The passing was only noted in the climbing community in July 2013 when the Mazamas organization in Oregon noted it in its July newsletter and when John Mitchler announced it at the 2013 Highpointers convention also in July at its Maine convention. Ironically the Maine convention site was near signs pointing to the “Michaud Trail” Michaud was born in Eagle Lake, Maine but John said the trail was a family name and not Mitch specifically.
Michaud received rock star status for his completion including numerous television appearances and a profile in Sports Illustrated entitled “Upon a Peak in Delaware: Why is Mountaineer Mitch Michaud on Ebright Road in Centerville, Del.? Because it’s there” on December 14, 1970. Michaud was the second completer to Vin Hoeman who did it more quietly in 1966 but he got the attention.
The Club had lost track of him until 2012 when John Mitchler and Don Berens visited him his home in Worcester for an interview which appeared in issue 99 of Apex to Zenith in December 2012.
Excerpts from his obituary that appeared in Worcester include:
He is survived by his wife, Denise C.; his three children, Joseph K., Dawn H., and Eric F. Michaud; his two grandchildren, Lilah R., and Alexei A. Michaud, and his brother, Albert Michaud of Oregon.
Mitch was a lifelong mountaineer and a member of the Mazamas climbing organization.
The obituary noted after his completion:

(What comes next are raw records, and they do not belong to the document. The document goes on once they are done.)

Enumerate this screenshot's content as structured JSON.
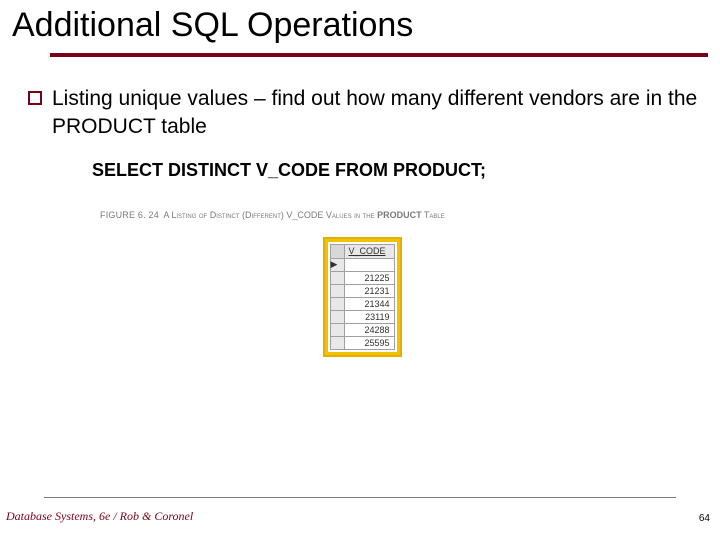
{
  "title": "Additional SQL Operations",
  "bullet": "Listing unique values – find out how many different vendors are in the PRODUCT table",
  "sql": "SELECT DISTINCT V_CODE FROM PRODUCT;",
  "figure": {
    "label": "FIGURE 6. 24",
    "caption_prefix": "A Listing of Distinct (Different) V_CODE Values in the ",
    "caption_bold": "PRODUCT",
    "caption_suffix": " Table"
  },
  "table": {
    "header": "V_CODE",
    "arrow": "▶",
    "rows": [
      "",
      "21225",
      "21231",
      "21344",
      "23119",
      "24288",
      "25595"
    ]
  },
  "footer": "Database Systems, 6e / Rob & Coronel",
  "page": "64"
}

Mitch then spent the rest of his career as a consultant in the sporting goods industry. He also taught mountain climbing at Clark University and continued to go on various mountaineering and outdoor adventures. His credo was:
“Each new day is a new Everest for each man; the object of his life should be to climb it with excitement, and with empathy, sympathy, concern and growing awareness for the world around him and all forms of life in it, including other men of all races, creeds, origins and persuasions; so that in the end it can be said that along his trail he left not only achievement, but joy and reconciliation, and left the world and its beauty untrammeled.”